I think the skeleton would have to be studied by experts in the field of spinal curvature. An archaeologist may be able to notice a spinal deformity but I doubt he/she could make a medical diagnosis on the matter. Plus of course experts could just as easily disagree.
The term used at the press conference was of course severe scoliosis. Was this term used as a way to enhance the dig's findings at the press conference? Or was it a true reflection of expert analysis?
I've always been prepared to admit Richard was not a hunch back, though I was pretty adamant he had a deformity. Quite how severe was always the big question.
On the first two points I completely agree. Anything we say at this stage is just speculative.

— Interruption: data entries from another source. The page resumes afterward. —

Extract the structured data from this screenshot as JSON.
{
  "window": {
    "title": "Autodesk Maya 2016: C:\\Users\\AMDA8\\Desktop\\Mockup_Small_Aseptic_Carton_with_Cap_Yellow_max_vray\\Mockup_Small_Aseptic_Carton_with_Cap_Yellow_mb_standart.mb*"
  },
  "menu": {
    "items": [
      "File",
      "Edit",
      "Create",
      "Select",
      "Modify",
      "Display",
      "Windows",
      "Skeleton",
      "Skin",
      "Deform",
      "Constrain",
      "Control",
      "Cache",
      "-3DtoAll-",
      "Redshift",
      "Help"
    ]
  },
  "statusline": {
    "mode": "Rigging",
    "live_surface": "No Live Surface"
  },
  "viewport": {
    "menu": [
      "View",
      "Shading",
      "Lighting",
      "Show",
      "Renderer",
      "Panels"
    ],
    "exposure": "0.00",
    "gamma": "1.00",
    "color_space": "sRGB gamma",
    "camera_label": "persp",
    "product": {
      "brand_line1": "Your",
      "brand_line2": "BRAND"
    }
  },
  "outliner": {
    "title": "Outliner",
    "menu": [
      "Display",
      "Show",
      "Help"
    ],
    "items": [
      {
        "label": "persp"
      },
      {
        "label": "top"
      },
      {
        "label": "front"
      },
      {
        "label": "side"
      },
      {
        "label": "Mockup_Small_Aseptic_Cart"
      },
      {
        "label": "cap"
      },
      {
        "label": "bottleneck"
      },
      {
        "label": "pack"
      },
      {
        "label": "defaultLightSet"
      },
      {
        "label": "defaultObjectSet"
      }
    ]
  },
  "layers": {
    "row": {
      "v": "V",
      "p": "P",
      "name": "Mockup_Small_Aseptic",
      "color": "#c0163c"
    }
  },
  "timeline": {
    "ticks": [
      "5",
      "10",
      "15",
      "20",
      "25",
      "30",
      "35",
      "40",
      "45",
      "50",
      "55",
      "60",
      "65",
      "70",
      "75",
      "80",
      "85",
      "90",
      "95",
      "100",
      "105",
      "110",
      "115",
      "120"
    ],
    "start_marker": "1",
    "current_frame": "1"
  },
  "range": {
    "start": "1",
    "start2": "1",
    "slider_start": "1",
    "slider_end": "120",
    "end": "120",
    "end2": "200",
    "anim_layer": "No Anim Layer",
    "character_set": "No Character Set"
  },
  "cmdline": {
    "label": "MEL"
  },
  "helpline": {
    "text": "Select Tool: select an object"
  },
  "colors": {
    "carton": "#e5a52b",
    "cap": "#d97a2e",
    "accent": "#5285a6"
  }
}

With regards to Richard: I don't think it is improbable that he did have some spinal deformity. I do, however, find it interesting that contemporary sources don't really mention it, which then makes me think that it wasn't as acute as the word 'severe' suggests. Scoliosis is also progressive, so I would assume that it would have been less noticeable/less debilitating when he was younger, than it would have been at the time he died.